Information provided -

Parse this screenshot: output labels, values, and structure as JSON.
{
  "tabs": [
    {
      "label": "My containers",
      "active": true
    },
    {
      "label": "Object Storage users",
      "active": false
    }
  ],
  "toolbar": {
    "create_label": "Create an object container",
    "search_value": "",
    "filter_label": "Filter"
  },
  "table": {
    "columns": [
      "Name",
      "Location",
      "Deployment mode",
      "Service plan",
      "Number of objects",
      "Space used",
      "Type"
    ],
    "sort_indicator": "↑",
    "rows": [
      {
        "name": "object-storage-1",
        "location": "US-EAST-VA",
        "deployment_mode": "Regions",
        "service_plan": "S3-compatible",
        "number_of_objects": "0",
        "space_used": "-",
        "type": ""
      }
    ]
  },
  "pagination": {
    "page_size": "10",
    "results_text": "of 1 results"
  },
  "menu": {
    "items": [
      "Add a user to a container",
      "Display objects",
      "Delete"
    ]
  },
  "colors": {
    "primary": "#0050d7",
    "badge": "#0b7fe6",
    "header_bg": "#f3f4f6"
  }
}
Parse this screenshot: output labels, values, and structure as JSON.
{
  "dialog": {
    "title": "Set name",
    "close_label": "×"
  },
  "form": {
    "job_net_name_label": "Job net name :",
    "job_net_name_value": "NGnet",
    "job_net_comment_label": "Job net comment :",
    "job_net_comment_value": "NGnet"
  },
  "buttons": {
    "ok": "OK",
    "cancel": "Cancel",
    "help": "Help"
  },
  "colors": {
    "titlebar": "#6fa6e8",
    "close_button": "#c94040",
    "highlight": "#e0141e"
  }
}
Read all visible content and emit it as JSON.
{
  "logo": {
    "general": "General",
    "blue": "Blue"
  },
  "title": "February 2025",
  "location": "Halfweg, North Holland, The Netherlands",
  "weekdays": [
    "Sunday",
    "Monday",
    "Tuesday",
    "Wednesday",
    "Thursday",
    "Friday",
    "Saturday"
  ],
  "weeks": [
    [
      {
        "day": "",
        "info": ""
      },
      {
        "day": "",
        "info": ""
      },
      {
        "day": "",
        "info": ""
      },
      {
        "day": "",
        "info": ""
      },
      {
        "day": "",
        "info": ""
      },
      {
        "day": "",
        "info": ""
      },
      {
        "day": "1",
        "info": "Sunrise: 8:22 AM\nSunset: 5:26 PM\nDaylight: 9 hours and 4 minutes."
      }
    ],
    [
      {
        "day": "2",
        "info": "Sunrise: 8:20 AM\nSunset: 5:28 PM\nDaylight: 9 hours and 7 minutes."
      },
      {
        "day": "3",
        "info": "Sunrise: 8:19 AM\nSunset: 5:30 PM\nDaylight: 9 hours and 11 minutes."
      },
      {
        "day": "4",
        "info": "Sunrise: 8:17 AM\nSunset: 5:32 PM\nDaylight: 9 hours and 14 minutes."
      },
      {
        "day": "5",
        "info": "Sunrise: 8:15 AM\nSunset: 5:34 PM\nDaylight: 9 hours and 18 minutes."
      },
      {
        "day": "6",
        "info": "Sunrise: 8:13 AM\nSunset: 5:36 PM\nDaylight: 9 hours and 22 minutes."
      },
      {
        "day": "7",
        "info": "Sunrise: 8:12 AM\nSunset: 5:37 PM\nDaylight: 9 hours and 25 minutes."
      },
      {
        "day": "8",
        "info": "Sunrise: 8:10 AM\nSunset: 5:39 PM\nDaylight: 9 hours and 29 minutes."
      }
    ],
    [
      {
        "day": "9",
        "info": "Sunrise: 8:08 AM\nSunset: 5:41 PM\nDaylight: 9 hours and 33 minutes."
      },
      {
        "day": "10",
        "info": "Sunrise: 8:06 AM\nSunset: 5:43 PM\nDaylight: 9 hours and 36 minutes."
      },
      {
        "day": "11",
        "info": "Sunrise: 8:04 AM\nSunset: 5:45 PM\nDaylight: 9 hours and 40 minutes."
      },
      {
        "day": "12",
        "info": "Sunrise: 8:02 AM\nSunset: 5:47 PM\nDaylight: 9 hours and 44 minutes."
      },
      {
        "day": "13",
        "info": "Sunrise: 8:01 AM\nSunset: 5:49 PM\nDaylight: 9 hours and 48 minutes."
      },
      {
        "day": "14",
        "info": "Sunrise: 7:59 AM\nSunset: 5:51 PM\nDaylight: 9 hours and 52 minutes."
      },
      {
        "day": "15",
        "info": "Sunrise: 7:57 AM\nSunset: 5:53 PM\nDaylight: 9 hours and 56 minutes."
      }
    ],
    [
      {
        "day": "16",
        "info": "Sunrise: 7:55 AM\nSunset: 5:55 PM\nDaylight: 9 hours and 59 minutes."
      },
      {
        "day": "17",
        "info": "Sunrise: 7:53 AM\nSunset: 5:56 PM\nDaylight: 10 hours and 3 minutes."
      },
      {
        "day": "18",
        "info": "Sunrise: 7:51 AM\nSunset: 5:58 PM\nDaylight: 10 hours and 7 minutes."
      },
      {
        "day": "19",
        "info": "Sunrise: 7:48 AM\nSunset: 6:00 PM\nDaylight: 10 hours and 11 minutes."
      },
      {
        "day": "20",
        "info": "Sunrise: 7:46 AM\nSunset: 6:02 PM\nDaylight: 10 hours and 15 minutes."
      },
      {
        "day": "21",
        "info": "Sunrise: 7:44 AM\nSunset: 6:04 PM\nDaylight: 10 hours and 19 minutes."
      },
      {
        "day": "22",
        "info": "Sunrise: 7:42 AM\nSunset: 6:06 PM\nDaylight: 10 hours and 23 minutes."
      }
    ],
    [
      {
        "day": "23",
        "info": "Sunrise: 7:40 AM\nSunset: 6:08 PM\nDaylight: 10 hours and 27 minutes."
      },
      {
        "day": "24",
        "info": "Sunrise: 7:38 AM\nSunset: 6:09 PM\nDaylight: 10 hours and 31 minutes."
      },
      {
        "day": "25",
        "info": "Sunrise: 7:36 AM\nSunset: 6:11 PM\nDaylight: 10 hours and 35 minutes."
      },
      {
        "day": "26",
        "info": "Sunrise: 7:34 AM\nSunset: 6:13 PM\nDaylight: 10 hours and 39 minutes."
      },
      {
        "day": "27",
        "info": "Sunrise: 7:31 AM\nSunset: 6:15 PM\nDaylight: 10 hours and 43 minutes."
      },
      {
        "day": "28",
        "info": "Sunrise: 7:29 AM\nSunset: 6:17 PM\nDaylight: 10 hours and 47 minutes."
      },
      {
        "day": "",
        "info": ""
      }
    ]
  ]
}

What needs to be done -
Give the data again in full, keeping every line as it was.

Solution -
Parse this screenshot: output labels, values, and structure as JSON.
{
  "tabs": [
    {
      "label": "My containers",
      "active": true
    },
    {
      "label": "Object Storage users",
      "active": false
    }
  ],
  "toolbar": {
    "create_label": "Create an object container",
    "search_value": "",
    "filter_label": "Filter"
  },
  "table": {
    "columns": [
      "Name",
      "Location",
      "Deployment mode",
      "Service plan",
      "Number of objects",
      "Space used",
      "Type"
    ],
    "sort_indicator": "↑",
    "rows": [
      {
        "name": "object-storage-1",
        "location": "US-EAST-VA",
        "deployment_mode": "Regions",
        "service_plan": "S3-compatible",
        "number_of_objects": "0",
        "space_used": "-",
        "type": ""
      }
    ]
  },
  "pagination": {
    "page_size": "10",
    "results_text": "of 1 results"
  },
  "menu": {
    "items": [
      "Add a user to a container",
      "Display objects",
      "Delete"
    ]
  },
  "colors": {
    "primary": "#0050d7",
    "badge": "#0b7fe6",
    "header_bg": "#f3f4f6"
  }
}
Parse this screenshot: output labels, values, and structure as JSON.
{
  "dialog": {
    "title": "Set name",
    "close_label": "×"
  },
  "form": {
    "job_net_name_label": "Job net name :",
    "job_net_name_value": "NGnet",
    "job_net_comment_label": "Job net comment :",
    "job_net_comment_value": "NGnet"
  },
  "buttons": {
    "ok": "OK",
    "cancel": "Cancel",
    "help": "Help"
  },
  "colors": {
    "titlebar": "#6fa6e8",
    "close_button": "#c94040",
    "highlight": "#e0141e"
  }
}
Read all visible content and emit it as JSON.
{
  "logo": {
    "general": "General",
    "blue": "Blue"
  },
  "title": "February 2025",
  "location": "Halfweg, North Holland, The Netherlands",
  "weekdays": [
    "Sunday",
    "Monday",
    "Tuesday",
    "Wednesday",
    "Thursday",
    "Friday",
    "Saturday"
  ],
  "weeks": [
    [
      {
        "day": "",
        "info": ""
      },
      {
        "day": "",
        "info": ""
      },
      {
        "day": "",
        "info": ""
      },
      {
        "day": "",
        "info": ""
      },
      {
        "day": "",
        "info": ""
      },
      {
        "day": "",
        "info": ""
      },
      {
        "day": "1",
        "info": "Sunrise: 8:22 AM\nSunset: 5:26 PM\nDaylight: 9 hours and 4 minutes."
      }
    ],
    [
      {
        "day": "2",
        "info": "Sunrise: 8:20 AM\nSunset: 5:28 PM\nDaylight: 9 hours and 7 minutes."
      },
      {
        "day": "3",
        "info": "Sunrise: 8:19 AM\nSunset: 5:30 PM\nDaylight: 9 hours and 11 minutes."
      },
      {
        "day": "4",
        "info": "Sunrise: 8:17 AM\nSunset: 5:32 PM\nDaylight: 9 hours and 14 minutes."
      },
      {
        "day": "5",
        "info": "Sunrise: 8:15 AM\nSunset: 5:34 PM\nDaylight: 9 hours and 18 minutes."
      },
      {
        "day": "6",
        "info": "Sunrise: 8:13 AM\nSunset: 5:36 PM\nDaylight: 9 hours and 22 minutes."
      },
      {
        "day": "7",
        "info": "Sunrise: 8:12 AM\nSunset: 5:37 PM\nDaylight: 9 hours and 25 minutes."
      },
      {
        "day": "8",
        "info": "Sunrise: 8:10 AM\nSunset: 5:39 PM\nDaylight: 9 hours and 29 minutes."
      }
    ],
    [
      {
        "day": "9",
        "info": "Sunrise: 8:08 AM\nSunset: 5:41 PM\nDaylight: 9 hours and 33 minutes."
      },
      {
        "day": "10",
        "info": "Sunrise: 8:06 AM\nSunset: 5:43 PM\nDaylight: 9 hours and 36 minutes."
      },
      {
        "day": "11",
        "info": "Sunrise: 8:04 AM\nSunset: 5:45 PM\nDaylight: 9 hours and 40 minutes."
      },
      {
        "day": "12",
        "info": "Sunrise: 8:02 AM\nSunset: 5:47 PM\nDaylight: 9 hours and 44 minutes."
      },
      {
        "day": "13",
        "info": "Sunrise: 8:01 AM\nSunset: 5:49 PM\nDaylight: 9 hours and 48 minutes."
      },
      {
        "day": "14",
        "info": "Sunrise: 7:59 AM\nSunset: 5:51 PM\nDaylight: 9 hours and 52 minutes."
      },
      {
        "day": "15",
        "info": "Sunrise: 7:57 AM\nSunset: 5:53 PM\nDaylight: 9 hours and 56 minutes."
      }
    ],
    [
      {
        "day": "16",
        "info": "Sunrise: 7:55 AM\nSunset: 5:55 PM\nDaylight: 9 hours and 59 minutes."
      },
      {
        "day": "17",
        "info": "Sunrise: 7:53 AM\nSunset: 5:56 PM\nDaylight: 10 hours and 3 minutes."
      },
      {
        "day": "18",
        "info": "Sunrise: 7:51 AM\nSunset: 5:58 PM\nDaylight: 10 hours and 7 minutes."
      },
      {
        "day": "19",
        "info": "Sunrise: 7:48 AM\nSunset: 6:00 PM\nDaylight: 10 hours and 11 minutes."
      },
      {
        "day": "20",
        "info": "Sunrise: 7:46 AM\nSunset: 6:02 PM\nDaylight: 10 hours and 15 minutes."
      },
      {
        "day": "21",
        "info": "Sunrise: 7:44 AM\nSunset: 6:04 PM\nDaylight: 10 hours and 19 minutes."
      },
      {
        "day": "22",
        "info": "Sunrise: 7:42 AM\nSunset: 6:06 PM\nDaylight: 10 hours and 23 minutes."
      }
    ],
    [
      {
        "day": "23",
        "info": "Sunrise: 7:40 AM\nSunset: 6:08 PM\nDaylight: 10 hours and 27 minutes."
      },
      {
        "day": "24",
        "info": "Sunrise: 7:38 AM\nSunset: 6:09 PM\nDaylight: 10 hours and 31 minutes."
      },
      {
        "day": "25",
        "info": "Sunrise: 7:36 AM\nSunset: 6:11 PM\nDaylight: 10 hours and 35 minutes."
      },
      {
        "day": "26",
        "info": "Sunrise: 7:34 AM\nSunset: 6:13 PM\nDaylight: 10 hours and 39 minutes."
      },
      {
        "day": "27",
        "info": "Sunrise: 7:31 AM\nSunset: 6:15 PM\nDaylight: 10 hours and 43 minutes."
      },
      {
        "day": "28",
        "info": "Sunrise: 7:29 AM\nSunset: 6:17 PM\nDaylight: 10 hours and 47 minutes."
      },
      {
        "day": "",
        "info": ""
      }
    ]
  ]
}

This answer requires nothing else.